The former Deputy Children's Commissioner for England has warned that child sex abuse in the UK is so widespread that there is 'not enough land' to build all the prisons needed to incarcerate offenders.

Sue Berelowitz, who has been under fire after she received a six-figure payoff and was then promptly rehired as a £1,000 a-day consultant, made the claim while speaking at the Hay Literary Festival yesterday.

Mrs Berelowitz, who is currently chairing the government's inquiry into child sex abuse said the public will be 'shocked by the sheer scale of the problem' when she releases her report in November.

She said that if the Crown Prosecution Service were to prosecute every paedophile there would not be enough land to build the prisons needed.

Speaking to Jon Snow with Camila Batmanghelidjh and Helena Kennedy during a talk on child sex abuse last night, she blamed the prevalence of pornography for the growth of an increasingly sexualised society.

Mrs Berelowitz said: 'We live in a highly sexualised world in which for the most part it is considered quite acceptable [for men] to do as they want with females, and too many females think that is something they must comply with because they think it is a part of growing up

'Child porn and the proliferation of indecent images of children, and all the stuff we are seeing on social media which is undoubtedly having an impact on young people growing up and their impressions of sex and sexuality.'

She added: 'If the CPS were to prosecute everyone we would need a rolling prison programme.

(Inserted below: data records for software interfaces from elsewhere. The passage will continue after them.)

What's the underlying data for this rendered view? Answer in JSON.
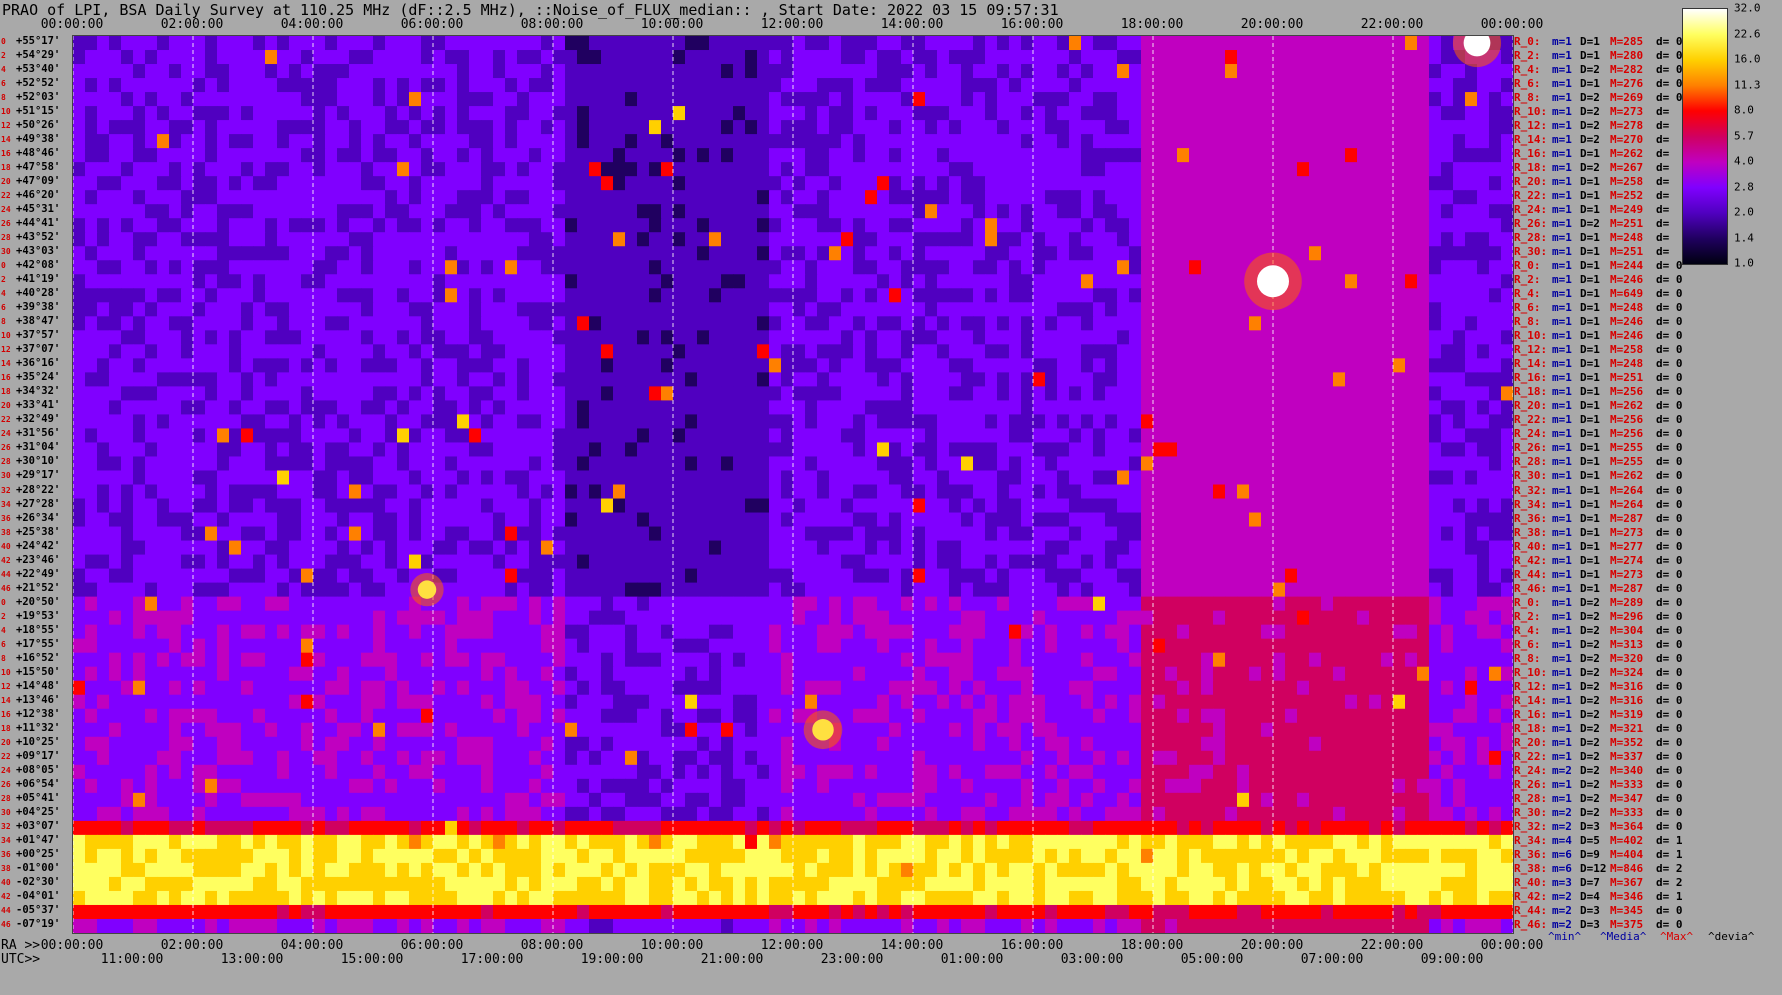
{
  "chart_data": [
    {
      "type": "heatmap",
      "title": "PRAO of LPI, BSA Daily Survey at 110.25 MHz (dF::2.5 MHz), ::Noise_of_FLUX_median:: , Start Date: 2022 03 15 09:57:31",
      "x_top_labels": [
        "00:00:00",
        "02:00:00",
        "04:00:00",
        "06:00:00",
        "08:00:00",
        "10:00:00",
        "12:00:00",
        "14:00:00",
        "16:00:00",
        "18:00:00",
        "20:00:00",
        "22:00:00",
        "00:00:00"
      ],
      "x_ra_prefix": "RA >>",
      "x_ra_labels": [
        "00:00:00",
        "02:00:00",
        "04:00:00",
        "06:00:00",
        "08:00:00",
        "10:00:00",
        "12:00:00",
        "14:00:00",
        "16:00:00",
        "18:00:00",
        "20:00:00",
        "22:00:00",
        "00:00:00"
      ],
      "x_utc_prefix": "UTC>>",
      "x_utc_labels": [
        "11:00:00",
        "13:00:00",
        "15:00:00",
        "17:00:00",
        "19:00:00",
        "21:00:00",
        "23:00:00",
        "01:00:00",
        "03:00:00",
        "05:00:00",
        "07:00:00",
        "09:00:00"
      ],
      "xlim_ra_hours": [
        0,
        24
      ],
      "y_labels": [
        "+55°17'",
        "+54°29'",
        "+53°40'",
        "+52°52'",
        "+52°03'",
        "+51°15'",
        "+50°26'",
        "+49°38'",
        "+48°46'",
        "+47°58'",
        "+47°09'",
        "+46°20'",
        "+45°31'",
        "+44°41'",
        "+43°52'",
        "+43°03'",
        "+42°08'",
        "+41°19'",
        "+40°28'",
        "+39°38'",
        "+38°47'",
        "+37°57'",
        "+37°07'",
        "+36°16'",
        "+35°24'",
        "+34°32'",
        "+33°41'",
        "+32°49'",
        "+31°56'",
        "+31°04'",
        "+30°10'",
        "+29°17'",
        "+28°22'",
        "+27°28'",
        "+26°34'",
        "+25°38'",
        "+24°42'",
        "+23°46'",
        "+22°49'",
        "+21°52'",
        "+20°50'",
        "+19°53'",
        "+18°55'",
        "+17°55'",
        "+16°52'",
        "+15°50'",
        "+14°48'",
        "+13°46'",
        "+12°38'",
        "+11°32'",
        "+10°25'",
        "+09°17'",
        "+08°05'",
        "+06°54'",
        "+05°41'",
        "+04°25'",
        "+03°07'",
        "+01°47'",
        "+00°25'",
        "-01°00'",
        "-02°30'",
        "-04°01'",
        "-05°37'",
        "-07°19'"
      ],
      "y_index": [
        "0",
        "2",
        "4",
        "6",
        "8",
        "10",
        "12",
        "14",
        "16",
        "18",
        "20",
        "22",
        "24",
        "26",
        "28",
        "30",
        "0",
        "2",
        "4",
        "6",
        "8",
        "10",
        "12",
        "14",
        "16",
        "18",
        "20",
        "22",
        "24",
        "26",
        "28",
        "30",
        "32",
        "34",
        "36",
        "38",
        "40",
        "42",
        "44",
        "46",
        "0",
        "2",
        "4",
        "6",
        "8",
        "10",
        "12",
        "14",
        "16",
        "18",
        "20",
        "22",
        "24",
        "26",
        "28",
        "30",
        "32",
        "34",
        "36",
        "38",
        "40",
        "42",
        "44",
        "46"
      ],
      "colorbar": {
        "ticks": [
          32.0,
          22.6,
          16.0,
          11.3,
          8.0,
          5.7,
          4.0,
          2.8,
          2.0,
          1.4,
          1.0
        ],
        "scale": "log",
        "colors": [
          "#ffffff",
          "#ffff60",
          "#ffd000",
          "#ff8000",
          "#ff0000",
          "#d00060",
          "#c000c0",
          "#8000ff",
          "#5000c0",
          "#200060",
          "#000010"
        ]
      },
      "features": [
        {
          "ra_hours": 20.0,
          "dec": "+41°",
          "level": 32,
          "label": ""
        },
        {
          "ra_hours": 23.4,
          "dec": "+58°",
          "level": 25,
          "label": ""
        },
        {
          "ra_hours": 12.5,
          "dec": "+12°",
          "level": 18,
          "label": ""
        },
        {
          "ra_hours": 5.9,
          "dec": "+22°",
          "level": 14,
          "label": ""
        }
      ],
      "band_rows": [
        57,
        58,
        59,
        60,
        61
      ],
      "grid": true
    }
  ],
  "right_stats": [
    [
      "R_0:",
      "m=1",
      "D=1",
      "M=285",
      "d= 0"
    ],
    [
      "R_2:",
      "m=1",
      "D=1",
      "M=280",
      "d= 0"
    ],
    [
      "R_4:",
      "m=1",
      "D=2",
      "M=282",
      "d= 0"
    ],
    [
      "R_6:",
      "m=1",
      "D=1",
      "M=276",
      "d= 0"
    ],
    [
      "R_8:",
      "m=1",
      "D=2",
      "M=269",
      "d= 0"
    ],
    [
      "R_10:",
      "m=1",
      "D=2",
      "M=273",
      "d="
    ],
    [
      "R_12:",
      "m=1",
      "D=2",
      "M=278",
      "d="
    ],
    [
      "R_14:",
      "m=1",
      "D=2",
      "M=270",
      "d="
    ],
    [
      "R_16:",
      "m=1",
      "D=1",
      "M=262",
      "d="
    ],
    [
      "R_18:",
      "m=1",
      "D=2",
      "M=267",
      "d="
    ],
    [
      "R_20:",
      "m=1",
      "D=1",
      "M=258",
      "d="
    ],
    [
      "R_22:",
      "m=1",
      "D=1",
      "M=252",
      "d="
    ],
    [
      "R_24:",
      "m=1",
      "D=1",
      "M=249",
      "d="
    ],
    [
      "R_26:",
      "m=1",
      "D=2",
      "M=251",
      "d="
    ],
    [
      "R_28:",
      "m=1",
      "D=1",
      "M=248",
      "d="
    ],
    [
      "R_30:",
      "m=1",
      "D=1",
      "M=251",
      "d="
    ],
    [
      "R_0:",
      "m=1",
      "D=1",
      "M=244",
      "d= 0"
    ],
    [
      "R_2:",
      "m=1",
      "D=1",
      "M=246",
      "d= 0"
    ],
    [
      "R_4:",
      "m=1",
      "D=1",
      "M=649",
      "d= 0"
    ],
    [
      "R_6:",
      "m=1",
      "D=1",
      "M=248",
      "d= 0"
    ],
    [
      "R_8:",
      "m=1",
      "D=1",
      "M=246",
      "d= 0"
    ],
    [
      "R_10:",
      "m=1",
      "D=1",
      "M=246",
      "d= 0"
    ],
    [
      "R_12:",
      "m=1",
      "D=1",
      "M=258",
      "d= 0"
    ],
    [
      "R_14:",
      "m=1",
      "D=1",
      "M=248",
      "d= 0"
    ],
    [
      "R_16:",
      "m=1",
      "D=1",
      "M=251",
      "d= 0"
    ],
    [
      "R_18:",
      "m=1",
      "D=1",
      "M=256",
      "d= 0"
    ],
    [
      "R_20:",
      "m=1",
      "D=1",
      "M=262",
      "d= 0"
    ],
    [
      "R_22:",
      "m=1",
      "D=1",
      "M=256",
      "d= 0"
    ],
    [
      "R_24:",
      "m=1",
      "D=1",
      "M=256",
      "d= 0"
    ],
    [
      "R_26:",
      "m=1",
      "D=1",
      "M=255",
      "d= 0"
    ],
    [
      "R_28:",
      "m=1",
      "D=1",
      "M=255",
      "d= 0"
    ],
    [
      "R_30:",
      "m=1",
      "D=1",
      "M=262",
      "d= 0"
    ],
    [
      "R_32:",
      "m=1",
      "D=1",
      "M=264",
      "d= 0"
    ],
    [
      "R_34:",
      "m=1",
      "D=1",
      "M=264",
      "d= 0"
    ],
    [
      "R_36:",
      "m=1",
      "D=1",
      "M=287",
      "d= 0"
    ],
    [
      "R_38:",
      "m=1",
      "D=1",
      "M=273",
      "d= 0"
    ],
    [
      "R_40:",
      "m=1",
      "D=1",
      "M=277",
      "d= 0"
    ],
    [
      "R_42:",
      "m=1",
      "D=1",
      "M=274",
      "d= 0"
    ],
    [
      "R_44:",
      "m=1",
      "D=1",
      "M=273",
      "d= 0"
    ],
    [
      "R_46:",
      "m=1",
      "D=1",
      "M=287",
      "d= 0"
    ],
    [
      "R_0:",
      "m=1",
      "D=2",
      "M=289",
      "d= 0"
    ],
    [
      "R_2:",
      "m=1",
      "D=2",
      "M=296",
      "d= 0"
    ],
    [
      "R_4:",
      "m=1",
      "D=2",
      "M=304",
      "d= 0"
    ],
    [
      "R_6:",
      "m=1",
      "D=2",
      "M=313",
      "d= 0"
    ],
    [
      "R_8:",
      "m=1",
      "D=2",
      "M=320",
      "d= 0"
    ],
    [
      "R_10:",
      "m=1",
      "D=2",
      "M=324",
      "d= 0"
    ],
    [
      "R_12:",
      "m=1",
      "D=2",
      "M=316",
      "d= 0"
    ],
    [
      "R_14:",
      "m=1",
      "D=2",
      "M=316",
      "d= 0"
    ],
    [
      "R_16:",
      "m=1",
      "D=2",
      "M=319",
      "d= 0"
    ],
    [
      "R_18:",
      "m=1",
      "D=2",
      "M=321",
      "d= 0"
    ],
    [
      "R_20:",
      "m=1",
      "D=2",
      "M=352",
      "d= 0"
    ],
    [
      "R_22:",
      "m=1",
      "D=2",
      "M=337",
      "d= 0"
    ],
    [
      "R_24:",
      "m=2",
      "D=2",
      "M=340",
      "d= 0"
    ],
    [
      "R_26:",
      "m=1",
      "D=2",
      "M=333",
      "d= 0"
    ],
    [
      "R_28:",
      "m=1",
      "D=2",
      "M=347",
      "d= 0"
    ],
    [
      "R_30:",
      "m=2",
      "D=2",
      "M=333",
      "d= 0"
    ],
    [
      "R_32:",
      "m=2",
      "D=3",
      "M=364",
      "d= 0"
    ],
    [
      "R_34:",
      "m=4",
      "D=5",
      "M=402",
      "d= 1"
    ],
    [
      "R_36:",
      "m=6",
      "D=9",
      "M=404",
      "d= 1"
    ],
    [
      "R_38:",
      "m=6",
      "D=12",
      "M=846",
      "d= 2"
    ],
    [
      "R_40:",
      "m=3",
      "D=7",
      "M=367",
      "d= 2"
    ],
    [
      "R_42:",
      "m=2",
      "D=4",
      "M=346",
      "d= 1"
    ],
    [
      "R_44:",
      "m=2",
      "D=3",
      "M=345",
      "d= 0"
    ],
    [
      "R_46:",
      "m=2",
      "D=3",
      "M=375",
      "d= 0"
    ]
  ],
  "legend": {
    "min": "^min^",
    "median": "^Media^",
    "max": "^Max^",
    "deviation": "^devia^"
  }
}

I would say there probably isn't the land to build enough prisons,' The Telegraph reports.

Mrs Berelowitz, who failed to speak out about sexual abuse by British Pakistani gangs, took voluntary redundancy from her £99,333-a-year post on April 30, receiving a pay-off worth £134,000.

But the next day she was hired as a consultant leading an inquiry into child abuse in the family - which she had been in charge of in her old role since last July.

The 61-year-old is paid £960 a day, working up to nine days a month - so she earns almost as much as before, but for less work.

Simon Danczuk, Labour MP for Rochdale, where some of the grooming gangs operated, said the redundancy pay-off was 'disgraceful'.

Mrs Berelowitz's report, to be published in November, follows abuse scandals in areas including Rotherham, where it was reported that 1,400 children were abused between 1997 and 2013.

Speaking last night Mrs Berelowitz also claimed that the covering up of child sex abuse is still happening in local authorities and police stations across the country - but added that the bigger problem is taking place in children's homes.

Mrs Berelowitz is considered a controversial figure because her 2012 report in the wake of high-profile abuse cases in Rochdale and Rotherham denied there was a growing number of Asian grooming gangs.

Despite finding that more than a quarter of perpetrators known to the authorities were Asian, Mrs Berelowitz said there was no evidence to conclude that there was a particular issue with Asian gangs.